| Exercise |
Below is some data; print it all back exactly.

| Entries provided |
[Start of Attachment]

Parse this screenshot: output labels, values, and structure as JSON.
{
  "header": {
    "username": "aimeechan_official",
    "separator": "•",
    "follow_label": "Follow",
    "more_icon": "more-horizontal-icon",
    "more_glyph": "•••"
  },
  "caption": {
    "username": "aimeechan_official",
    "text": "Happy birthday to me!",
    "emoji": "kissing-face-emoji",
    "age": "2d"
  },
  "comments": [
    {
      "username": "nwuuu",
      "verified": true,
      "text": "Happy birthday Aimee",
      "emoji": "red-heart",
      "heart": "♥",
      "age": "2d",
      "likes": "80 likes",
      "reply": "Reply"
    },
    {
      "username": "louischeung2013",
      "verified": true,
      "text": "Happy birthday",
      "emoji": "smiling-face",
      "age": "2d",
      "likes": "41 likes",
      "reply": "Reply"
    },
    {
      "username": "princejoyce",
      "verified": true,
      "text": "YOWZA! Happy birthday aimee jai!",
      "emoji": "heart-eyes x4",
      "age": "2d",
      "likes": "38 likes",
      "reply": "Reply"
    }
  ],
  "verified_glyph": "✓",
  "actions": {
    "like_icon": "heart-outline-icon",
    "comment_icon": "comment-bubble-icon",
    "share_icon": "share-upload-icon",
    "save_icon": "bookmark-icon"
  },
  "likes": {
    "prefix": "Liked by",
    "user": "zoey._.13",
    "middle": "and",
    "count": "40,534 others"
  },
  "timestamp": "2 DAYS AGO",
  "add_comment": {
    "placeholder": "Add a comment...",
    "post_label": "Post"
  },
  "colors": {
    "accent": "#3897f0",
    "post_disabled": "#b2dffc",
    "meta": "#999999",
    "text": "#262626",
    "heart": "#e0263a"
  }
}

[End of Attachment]

| Expected answer |
Parse this screenshot: output labels, values, and structure as JSON.
{
  "header": {
    "username": "aimeechan_official",
    "separator": "•",
    "follow_label": "Follow",
    "more_icon": "more-horizontal-icon",
    "more_glyph": "•••"
  },
  "caption": {
    "username": "aimeechan_official",
    "text": "Happy birthday to me!",
    "emoji": "kissing-face-emoji",
    "age": "2d"
  },
  "comments": [
    {
      "username": "nwuuu",
      "verified": true,
      "text": "Happy birthday Aimee",
      "emoji": "red-heart",
      "heart": "♥",
      "age": "2d",
      "likes": "80 likes",
      "reply": "Reply"
    },
    {
      "username": "louischeung2013",
      "verified": true,
      "text": "Happy birthday",
      "emoji": "smiling-face",
      "age": "2d",
      "likes": "41 likes",
      "reply": "Reply"
    },
    {
      "username": "princejoyce",
      "verified": true,
      "text": "YOWZA! Happy birthday aimee jai!",
      "emoji": "heart-eyes x4",
      "age": "2d",
      "likes": "38 likes",
      "reply": "Reply"
    }
  ],
  "verified_glyph": "✓",
  "actions": {
    "like_icon": "heart-outline-icon",
    "comment_icon": "comment-bubble-icon",
    "share_icon": "share-upload-icon",
    "save_icon": "bookmark-icon"
  },
  "likes": {
    "prefix": "Liked by",
    "user": "zoey._.13",
    "middle": "and",
    "count": "40,534 others"
  },
  "timestamp": "2 DAYS AGO",
  "add_comment": {
    "placeholder": "Add a comment...",
    "post_label": "Post"
  },
  "colors": {
    "accent": "#3897f0",
    "post_disabled": "#b2dffc",
    "meta": "#999999",
    "text": "#262626",
    "heart": "#e0263a"
  }
}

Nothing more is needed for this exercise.